North of the Saddle
Heading in a northerly direction from The Saddle sets the rider up for an easy alpine climb to an unnamed ridge below a sub-peak called Renshaw NW4. Stop to pull out a camera, because the views from this ridge are spectacular.
Continue beyond the ridge, then drop in a northeast direction down the only obvious saddle. At the bottom is a lake flanked by north-facing slopes that feature well-preserved snow, sheltered from the wind and the sun.

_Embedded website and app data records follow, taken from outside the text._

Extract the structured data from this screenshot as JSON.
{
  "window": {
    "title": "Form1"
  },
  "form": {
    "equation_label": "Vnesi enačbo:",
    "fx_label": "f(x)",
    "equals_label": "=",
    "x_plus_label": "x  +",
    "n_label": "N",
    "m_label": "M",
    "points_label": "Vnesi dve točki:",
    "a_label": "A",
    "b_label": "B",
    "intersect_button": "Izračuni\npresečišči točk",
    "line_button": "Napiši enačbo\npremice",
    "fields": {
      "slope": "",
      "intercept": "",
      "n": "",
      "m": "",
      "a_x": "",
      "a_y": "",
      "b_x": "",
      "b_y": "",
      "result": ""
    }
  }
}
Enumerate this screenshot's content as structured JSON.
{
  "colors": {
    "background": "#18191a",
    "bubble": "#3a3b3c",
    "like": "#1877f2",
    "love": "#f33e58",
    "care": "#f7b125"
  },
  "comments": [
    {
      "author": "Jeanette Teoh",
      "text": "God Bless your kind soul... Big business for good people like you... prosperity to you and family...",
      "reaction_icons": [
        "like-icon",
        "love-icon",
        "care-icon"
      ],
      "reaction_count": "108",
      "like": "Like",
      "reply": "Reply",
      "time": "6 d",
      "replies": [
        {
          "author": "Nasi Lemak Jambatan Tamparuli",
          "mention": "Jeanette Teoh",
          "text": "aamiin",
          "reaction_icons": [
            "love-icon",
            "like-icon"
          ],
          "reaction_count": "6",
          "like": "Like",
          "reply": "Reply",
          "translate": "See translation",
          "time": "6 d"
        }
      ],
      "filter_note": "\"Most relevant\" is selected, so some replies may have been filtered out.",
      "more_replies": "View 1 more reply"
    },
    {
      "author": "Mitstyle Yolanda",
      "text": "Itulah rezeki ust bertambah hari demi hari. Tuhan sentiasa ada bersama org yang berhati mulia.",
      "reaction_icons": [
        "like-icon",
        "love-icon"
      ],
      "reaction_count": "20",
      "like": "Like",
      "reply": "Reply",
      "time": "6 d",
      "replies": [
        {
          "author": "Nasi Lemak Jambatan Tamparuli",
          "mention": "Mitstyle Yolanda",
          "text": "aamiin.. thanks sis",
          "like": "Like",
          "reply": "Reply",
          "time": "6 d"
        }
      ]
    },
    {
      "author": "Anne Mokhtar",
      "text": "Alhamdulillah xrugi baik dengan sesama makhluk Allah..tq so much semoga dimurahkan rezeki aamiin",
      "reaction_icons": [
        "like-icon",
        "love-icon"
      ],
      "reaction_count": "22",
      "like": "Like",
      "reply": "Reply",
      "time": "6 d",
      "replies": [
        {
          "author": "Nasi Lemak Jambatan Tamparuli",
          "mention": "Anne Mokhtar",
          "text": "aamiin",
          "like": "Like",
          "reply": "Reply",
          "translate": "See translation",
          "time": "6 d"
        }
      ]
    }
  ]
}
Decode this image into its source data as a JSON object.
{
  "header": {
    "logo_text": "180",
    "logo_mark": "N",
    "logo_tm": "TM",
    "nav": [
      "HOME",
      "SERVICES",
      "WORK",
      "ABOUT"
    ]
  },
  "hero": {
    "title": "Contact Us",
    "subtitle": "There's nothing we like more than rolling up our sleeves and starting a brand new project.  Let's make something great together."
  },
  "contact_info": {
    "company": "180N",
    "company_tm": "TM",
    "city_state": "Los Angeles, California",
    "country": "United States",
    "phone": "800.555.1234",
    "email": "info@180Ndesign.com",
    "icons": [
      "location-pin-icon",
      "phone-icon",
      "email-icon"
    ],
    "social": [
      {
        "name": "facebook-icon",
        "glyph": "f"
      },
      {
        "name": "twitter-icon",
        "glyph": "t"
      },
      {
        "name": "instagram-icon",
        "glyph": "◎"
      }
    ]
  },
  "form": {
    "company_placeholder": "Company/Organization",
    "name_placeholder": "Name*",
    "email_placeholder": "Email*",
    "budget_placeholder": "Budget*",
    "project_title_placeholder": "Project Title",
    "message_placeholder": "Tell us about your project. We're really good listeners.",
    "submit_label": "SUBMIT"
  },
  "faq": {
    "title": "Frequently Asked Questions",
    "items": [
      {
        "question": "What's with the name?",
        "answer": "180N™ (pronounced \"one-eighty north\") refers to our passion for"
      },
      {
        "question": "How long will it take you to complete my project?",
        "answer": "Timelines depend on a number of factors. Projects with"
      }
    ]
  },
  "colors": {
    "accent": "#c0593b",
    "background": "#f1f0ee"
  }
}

Following the drainage to the northwest will funnel the rider down a sometimes-icy slope to Spirit Lake. The north-facing trees around the lake offer some of the best tree riding in the entire area. There are steep, densely-treed technical sidehills for the advanced rider and mellow-spaced trees for the beginner and everyone in-between. These are the goods when the alpine is tracked out.
Showoff Hill and Upper Meadows
Back at the cabin, Showoff Hill (or Idiot Hill depending on who you ask) is visible just 500m to the southwest. It’s a small but steep slope that tempts hillclimbers with the desire to showcase their machines to a captive audience at the cabin. A little farther past Showoff Hill to the southeast is a small area called Upper Meadows. It consists of a little alpine bowl with a couple of tiny lakes, below Sleeper Peak.
A great overview of the area can be had from Pullman Peak, just about 1.5km due east of the cabin, which can be accessed via a mellow ridgeline. Directly below Pullman Peak to the northeast is Wolverine Meadows, which offers more easy alpine riding.
To the north of Renshaw Bowl, riders can also use the Drop Of Doom to access the Backside Meadows; the Drop Of Doom is not as bad as it sounds and can sometimes be an easier route on the way back to the cabin than The Ladder or The Saddle.